January 19, 2021
Meditation: Lullaby for Grown Ups (Liquid Mind) – https://www.youtube.com/watch?v=Hyqss5-_AFM
Question: What is one thing you secretly hope other people don’t discover or find out about you?
Answer: I’m a pretty transparent guy – what you see is what you get. As a big fan of Brene Brown, I’ve always found that vulnerability is a strength, not a weakness, so sharing the things that might scare other people would not be scary for me. I know that for years – starting in high school all the way through to when I turned 50, I felt like an impostor. When I hit 50, it was like a light bulb went off; I decided it was time to be me, the authentic me, the transparent me, warts and all. And by sharing my “the year of you” journal entries with the world, it makes it harder to hide. But I’m going to really think about this one…
After meditating on this for 5 minutes, my answer to the question would be a limiting belief that no matter what I do, it’s still not enough – which equates to a different form of “I’m not enough.” I feel like I have to do more and more and more, just to get some decent attention from my colleagues at work and as a professional. I just need to sit with the notion that giving my best to help improve the lives of others is all that I can do, then I’ll be able to feel like I am enough. I’m moving in that direction, but every now and then you go down those rabbit holes and spiral into negativity and suffering. Besides, they’re just thoughts…
As part of my morning routine, I spend at least 15 minutes reading something, whether it’s a chapter in a book or an article I found online. This morning, I found a great article about happiness, framed in a different way. Here’s the name of the article and the link:
- After a string of life setbacks, here’s how I learned to rethink happiness – https://www.fastcompany.com/90595384/after-a-string-of-life-setbacks-heres-how-i-learned-to-rethink-happiness

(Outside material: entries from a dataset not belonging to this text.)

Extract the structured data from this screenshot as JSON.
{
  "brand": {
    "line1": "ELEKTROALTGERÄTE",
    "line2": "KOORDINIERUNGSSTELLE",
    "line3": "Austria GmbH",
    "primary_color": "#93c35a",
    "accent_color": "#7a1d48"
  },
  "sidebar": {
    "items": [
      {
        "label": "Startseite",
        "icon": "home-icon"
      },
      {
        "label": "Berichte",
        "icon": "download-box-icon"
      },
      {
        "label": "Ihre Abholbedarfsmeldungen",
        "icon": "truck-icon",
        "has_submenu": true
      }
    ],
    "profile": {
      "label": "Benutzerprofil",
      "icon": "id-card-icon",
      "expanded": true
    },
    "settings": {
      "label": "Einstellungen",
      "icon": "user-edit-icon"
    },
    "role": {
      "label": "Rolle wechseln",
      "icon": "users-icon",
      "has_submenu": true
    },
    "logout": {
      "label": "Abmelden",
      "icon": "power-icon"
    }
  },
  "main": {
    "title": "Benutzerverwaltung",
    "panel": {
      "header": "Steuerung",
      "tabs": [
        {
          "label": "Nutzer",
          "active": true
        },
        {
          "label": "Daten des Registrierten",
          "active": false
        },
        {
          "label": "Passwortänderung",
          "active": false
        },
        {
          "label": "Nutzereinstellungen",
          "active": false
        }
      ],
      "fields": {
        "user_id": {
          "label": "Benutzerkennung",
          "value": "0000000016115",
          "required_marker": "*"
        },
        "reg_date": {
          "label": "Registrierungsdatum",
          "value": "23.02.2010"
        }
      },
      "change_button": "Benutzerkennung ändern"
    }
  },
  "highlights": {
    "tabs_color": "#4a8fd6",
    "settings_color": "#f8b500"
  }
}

I really like the four lessons she learned about happiness; but what really got me thinking were the four questions to ask yourself when searching for a source of happiness, which she shared as:

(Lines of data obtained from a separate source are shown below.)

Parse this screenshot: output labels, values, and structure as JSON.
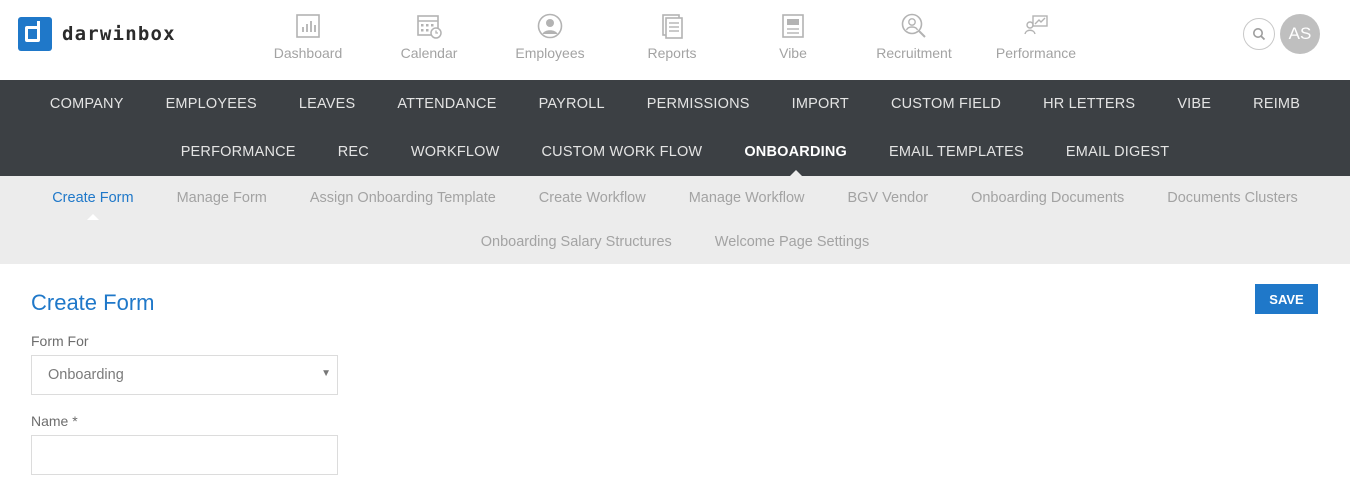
{
  "brand": {
    "name": "darwinbox"
  },
  "modules": [
    {
      "label": "Dashboard",
      "icon": "dashboard-icon"
    },
    {
      "label": "Calendar",
      "icon": "calendar-icon"
    },
    {
      "label": "Employees",
      "icon": "employees-icon"
    },
    {
      "label": "Reports",
      "icon": "reports-icon"
    },
    {
      "label": "Vibe",
      "icon": "vibe-icon"
    },
    {
      "label": "Recruitment",
      "icon": "recruitment-icon"
    },
    {
      "label": "Performance",
      "icon": "performance-icon"
    }
  ],
  "user": {
    "initials": "AS"
  },
  "admin_nav": {
    "row1": [
      "COMPANY",
      "EMPLOYEES",
      "LEAVES",
      "ATTENDANCE",
      "PAYROLL",
      "PERMISSIONS",
      "IMPORT",
      "CUSTOM FIELD",
      "HR LETTERS",
      "VIBE",
      "REIMB"
    ],
    "row2": [
      "PERFORMANCE",
      "REC",
      "WORKFLOW",
      "CUSTOM WORK FLOW",
      "ONBOARDING",
      "EMAIL TEMPLATES",
      "EMAIL DIGEST"
    ],
    "active": "ONBOARDING"
  },
  "sub_nav": {
    "row1": [
      "Create Form",
      "Manage Form",
      "Assign Onboarding Template",
      "Create Workflow",
      "Manage Workflow",
      "BGV Vendor",
      "Onboarding Documents",
      "Documents Clusters"
    ],
    "row2": [
      "Onboarding Salary Structures",
      "Welcome Page Settings"
    ],
    "active": "Create Form"
  },
  "form": {
    "title": "Create Form",
    "save_label": "SAVE",
    "form_for_label": "Form For",
    "form_for_value": "Onboarding",
    "name_label": "Name *",
    "name_value": ""
  },
  "colors": {
    "accent": "#1f78c9",
    "nav_dark": "#3c4044",
    "subnav_bg": "#ececec"
  }
}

- What do I cherish?
- What’s worth defending?
- What’s worth disrupting?
- What am I holding on to, and what might I let go of?
My answers will be another post. But “happiness” is one of those things that our students always value, but cannot really define. My sense is that they believe it’s this “thing” to achieve, not a state of being. And these questions get to the heart of what happiness really is – it’s an internal state of joy, not this instantaneous state of mind that’s fleeting.

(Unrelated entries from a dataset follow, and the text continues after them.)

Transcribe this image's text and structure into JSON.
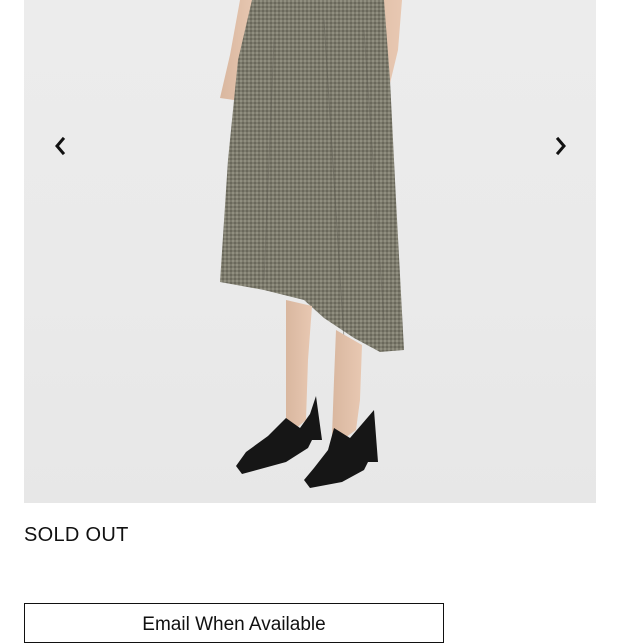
{
  "product": {
    "stock_status": "SOLD OUT",
    "notify_button_label": "Email When Available"
  },
  "gallery": {
    "prev_icon": "chevron-left-icon",
    "next_icon": "chevron-right-icon"
  },
  "colors": {
    "background": "#ffffff",
    "photo_background": "#eaeaea",
    "text": "#111111",
    "button_border": "#111111"
  }
}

So here’s your challenge – ponder these questions for a while and see what YOU come up with!
Have a great day!